Four Reasons Why the Coronavirus Is Such a Terrifying Economic Menace

Tourists wearing masks  walk through Union Square in New York City on February 28, 2020, amid fears of the coronavirus and a global pandemic. - The World Health Organization raised its global risk assessment of the new coronavirus to its highest level after the epidemic spread to sub-Saharan Africa and caused financial markets to plunge. (Photo by TIMOTHY A. CLARY / AFP) (Photo by TIMOTHY A. CLARY/AFP via Getty Images)
Tourists wearing masks walk through Union Square in New York City on Friday, amid fears of the coronavirus and a global pandemic. Timothy A. Clary/Getty Images

The financial markets plunged into a state of abject panic this week, thanks to the novel coronavirus. As the rising number of COVID-19 cases fanned fears that a recession could be on the way, stocks fell at record speed. Investors also piled into government bonds, sending yields to new lows, a sign that the world’s money guys are desperate for safe bets as the possibility of a true pandemic becomes real.

Why is the coronavirus such a menacing economic threat?

The first, most obvious answer is that the disease could disrupt life and commerce as the world knows it. Global supply chains are already getting scrambled, as much of China, the world’s factory, has been put on lockdown. Chinese consumers have stopped shopping, hurting sales of everything from cars to iPhones. Tourists are staying home. And if coronavirus truly washes across the U.S.—as public health officials seem to expect—it could prevent Americans from going to the office, their favorite restaurants, or the movies. As people’s daily routines grind to a halt, so too could the economy.

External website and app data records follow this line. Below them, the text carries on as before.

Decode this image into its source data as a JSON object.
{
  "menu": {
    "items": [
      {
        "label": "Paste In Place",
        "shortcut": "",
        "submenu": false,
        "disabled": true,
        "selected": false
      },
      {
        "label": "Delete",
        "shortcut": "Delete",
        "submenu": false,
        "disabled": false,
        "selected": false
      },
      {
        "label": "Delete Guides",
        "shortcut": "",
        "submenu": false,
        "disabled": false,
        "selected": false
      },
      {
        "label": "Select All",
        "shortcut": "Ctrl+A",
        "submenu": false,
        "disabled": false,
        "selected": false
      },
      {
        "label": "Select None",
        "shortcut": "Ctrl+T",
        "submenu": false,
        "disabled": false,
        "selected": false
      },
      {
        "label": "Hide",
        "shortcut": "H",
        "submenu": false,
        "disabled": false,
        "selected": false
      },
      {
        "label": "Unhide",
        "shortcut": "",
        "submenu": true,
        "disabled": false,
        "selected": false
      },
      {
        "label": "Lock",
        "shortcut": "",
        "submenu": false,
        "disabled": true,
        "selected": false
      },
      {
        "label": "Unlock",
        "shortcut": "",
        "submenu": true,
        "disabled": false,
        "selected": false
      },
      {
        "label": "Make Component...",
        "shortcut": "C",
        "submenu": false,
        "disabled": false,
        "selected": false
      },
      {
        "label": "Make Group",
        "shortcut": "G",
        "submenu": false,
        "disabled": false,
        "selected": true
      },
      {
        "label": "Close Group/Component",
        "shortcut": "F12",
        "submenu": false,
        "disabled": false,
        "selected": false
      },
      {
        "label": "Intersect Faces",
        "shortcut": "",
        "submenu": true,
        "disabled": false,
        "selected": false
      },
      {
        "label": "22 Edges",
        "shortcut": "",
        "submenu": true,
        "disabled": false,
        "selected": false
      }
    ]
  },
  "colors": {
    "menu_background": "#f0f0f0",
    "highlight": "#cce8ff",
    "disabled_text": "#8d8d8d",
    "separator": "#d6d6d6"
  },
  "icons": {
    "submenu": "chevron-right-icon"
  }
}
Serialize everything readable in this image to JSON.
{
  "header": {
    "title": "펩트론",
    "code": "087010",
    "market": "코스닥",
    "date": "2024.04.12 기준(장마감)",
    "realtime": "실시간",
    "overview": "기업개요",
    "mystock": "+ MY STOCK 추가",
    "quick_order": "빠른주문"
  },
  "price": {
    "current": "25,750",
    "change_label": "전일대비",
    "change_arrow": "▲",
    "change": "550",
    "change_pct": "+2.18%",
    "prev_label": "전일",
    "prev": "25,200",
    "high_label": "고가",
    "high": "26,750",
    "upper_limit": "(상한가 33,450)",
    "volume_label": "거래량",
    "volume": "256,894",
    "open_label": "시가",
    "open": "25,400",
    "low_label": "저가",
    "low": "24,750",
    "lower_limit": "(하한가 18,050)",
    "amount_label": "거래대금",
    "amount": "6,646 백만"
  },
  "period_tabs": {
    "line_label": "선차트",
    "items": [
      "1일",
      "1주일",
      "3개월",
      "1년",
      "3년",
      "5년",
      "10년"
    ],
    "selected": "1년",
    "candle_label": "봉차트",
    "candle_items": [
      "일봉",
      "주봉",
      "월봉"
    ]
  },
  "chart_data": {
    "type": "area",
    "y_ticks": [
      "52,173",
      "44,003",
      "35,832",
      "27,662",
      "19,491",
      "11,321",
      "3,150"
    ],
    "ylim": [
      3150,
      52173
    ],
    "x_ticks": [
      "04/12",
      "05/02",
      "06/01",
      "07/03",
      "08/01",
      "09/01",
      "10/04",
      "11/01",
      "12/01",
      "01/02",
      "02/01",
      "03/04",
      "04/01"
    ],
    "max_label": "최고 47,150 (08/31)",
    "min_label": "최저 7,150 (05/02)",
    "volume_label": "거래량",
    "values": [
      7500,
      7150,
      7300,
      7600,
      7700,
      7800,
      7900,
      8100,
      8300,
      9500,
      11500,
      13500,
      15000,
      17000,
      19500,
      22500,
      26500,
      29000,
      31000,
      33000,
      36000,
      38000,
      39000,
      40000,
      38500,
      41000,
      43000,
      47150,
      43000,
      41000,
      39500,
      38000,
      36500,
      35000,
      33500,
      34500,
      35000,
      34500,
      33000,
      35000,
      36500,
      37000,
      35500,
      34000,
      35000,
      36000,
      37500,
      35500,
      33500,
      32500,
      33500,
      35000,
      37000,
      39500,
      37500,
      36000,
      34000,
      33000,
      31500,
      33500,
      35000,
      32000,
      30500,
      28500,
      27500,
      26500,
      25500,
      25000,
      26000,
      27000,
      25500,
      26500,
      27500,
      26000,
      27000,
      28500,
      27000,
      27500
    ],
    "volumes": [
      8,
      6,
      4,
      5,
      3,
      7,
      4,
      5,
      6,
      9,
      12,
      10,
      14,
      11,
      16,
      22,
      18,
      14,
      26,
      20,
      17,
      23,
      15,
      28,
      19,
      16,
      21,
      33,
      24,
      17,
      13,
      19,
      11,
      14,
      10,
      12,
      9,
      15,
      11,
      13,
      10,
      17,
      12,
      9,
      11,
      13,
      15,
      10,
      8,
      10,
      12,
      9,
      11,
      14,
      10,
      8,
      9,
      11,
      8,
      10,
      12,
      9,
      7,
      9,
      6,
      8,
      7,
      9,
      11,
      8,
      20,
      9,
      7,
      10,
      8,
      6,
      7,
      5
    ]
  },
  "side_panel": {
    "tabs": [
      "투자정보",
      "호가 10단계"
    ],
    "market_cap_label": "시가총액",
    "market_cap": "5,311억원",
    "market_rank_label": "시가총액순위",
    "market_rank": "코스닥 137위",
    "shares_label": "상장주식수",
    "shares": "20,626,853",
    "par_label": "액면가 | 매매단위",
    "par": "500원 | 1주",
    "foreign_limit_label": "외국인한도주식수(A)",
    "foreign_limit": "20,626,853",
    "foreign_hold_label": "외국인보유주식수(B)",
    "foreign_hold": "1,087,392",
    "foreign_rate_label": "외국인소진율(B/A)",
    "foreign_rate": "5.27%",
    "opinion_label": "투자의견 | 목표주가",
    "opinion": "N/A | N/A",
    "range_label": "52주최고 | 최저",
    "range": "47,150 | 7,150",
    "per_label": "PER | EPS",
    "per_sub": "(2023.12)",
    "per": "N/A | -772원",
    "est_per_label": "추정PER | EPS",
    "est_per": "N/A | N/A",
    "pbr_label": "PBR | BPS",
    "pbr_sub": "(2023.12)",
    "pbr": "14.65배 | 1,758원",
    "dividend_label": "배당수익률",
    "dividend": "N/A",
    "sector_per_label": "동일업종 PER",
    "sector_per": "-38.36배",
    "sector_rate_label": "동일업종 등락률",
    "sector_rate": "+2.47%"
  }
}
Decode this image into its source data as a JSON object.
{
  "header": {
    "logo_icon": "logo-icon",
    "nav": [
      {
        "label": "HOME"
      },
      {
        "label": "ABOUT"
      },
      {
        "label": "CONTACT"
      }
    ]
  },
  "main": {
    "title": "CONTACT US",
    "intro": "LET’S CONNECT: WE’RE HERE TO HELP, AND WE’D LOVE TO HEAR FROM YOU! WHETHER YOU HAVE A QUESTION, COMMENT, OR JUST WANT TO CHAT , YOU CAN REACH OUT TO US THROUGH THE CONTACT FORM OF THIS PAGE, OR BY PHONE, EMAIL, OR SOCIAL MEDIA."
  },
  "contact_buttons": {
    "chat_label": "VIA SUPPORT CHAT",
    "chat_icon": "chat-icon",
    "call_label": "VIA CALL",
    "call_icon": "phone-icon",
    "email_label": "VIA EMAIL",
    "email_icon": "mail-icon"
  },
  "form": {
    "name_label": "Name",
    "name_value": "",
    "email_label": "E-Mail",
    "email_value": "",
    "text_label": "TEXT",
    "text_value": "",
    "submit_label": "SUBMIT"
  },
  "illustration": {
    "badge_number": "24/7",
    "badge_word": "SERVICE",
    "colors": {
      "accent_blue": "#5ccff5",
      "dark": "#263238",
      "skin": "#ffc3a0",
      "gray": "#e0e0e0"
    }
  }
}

That brings us to the second, less obvious concern that’s contributing to the climate of fear: If the coronavirus does cause a severe economic slump, the normal playbook for fighting recession might not work very well.

Here’s why: Most downturns are the result of what economists call “demand shocks.” Some financial calamity befalls the country—gas prices spike, a stock bubble bursts, or housing prices go into freefall—or the Fed hikes interest rates too aggressively, and as a result, businesses and households cut back spending. When this happens, the government has plenty of ways to respond. Central bankers can cut interest rates, to encourage more borrowing and investment. Lawmakers can increase government spending or lower taxes, in order to get businesses humming and put money in people’s pockets.

A budding pandemic is likely to be different. For starters, it creates demand problems that can’t necessarily be solved by putting money in people’s pockets; families aren’t going to spend a tax cut on a trip to Disney World if they’re afraid to go out in public. At the same time, as The Economist’s Ryan Avent pointed out earlier this week, coronavirus is also threatening to create a “supply shock,” by simply cutting off access to goods and services. Slashing interest rates won’t help a factory that suddenly can’t get supplies from China, or whose workers are stuck at home. And families also can’t spend their tax cut on that Disney vacation if the park is closed to prevent the virus from spreading.

None of this means that policy makers should just sit by and watch misfortune unfold. On Friday, Federal Reserve Chair Jerome Powell said that he and his colleagues stand ready to intervene as necessary to stabilize the economy. But in the end, it’s just not clear how much he, or anybody else who isn’t in charge of a public health response, can do.

Issue number three: People are worried that a recession brought about by coronavirus could trigger landmines that have seemingly been waiting to explode in the financial world. China watchers have long worried about the massive amount of iffy lending undertaken by the country’s banks. Those risks could now come to a head as the country’s economy slows. In the U.S., a decade of low interest rates has led to a junk bond boom, particularly among energy companies. With oil prices falling, it’s possible that many drillers could default on their debts, many of which have been diced up, repackaged, and sold to investors as “collateralized loan obligations.” Few people expect the fallout out to be as bad as the Great Recession, but it could deepen any downturn.

Fourth, there’s just the sheer uncertainty of it all. Nobody has any real frame of reference for what’s coming the world’s way right now. Outbreaks like SARS and swine flu haven’t prepared us for a hard-to-spot, wildly contagious pathogen. We don’t know what the public health and economic damage will be. And we don’t know what knock-on effects it could trigger. We have few answers and plenty to be afraid of. As always, the markets are worried about fear itself.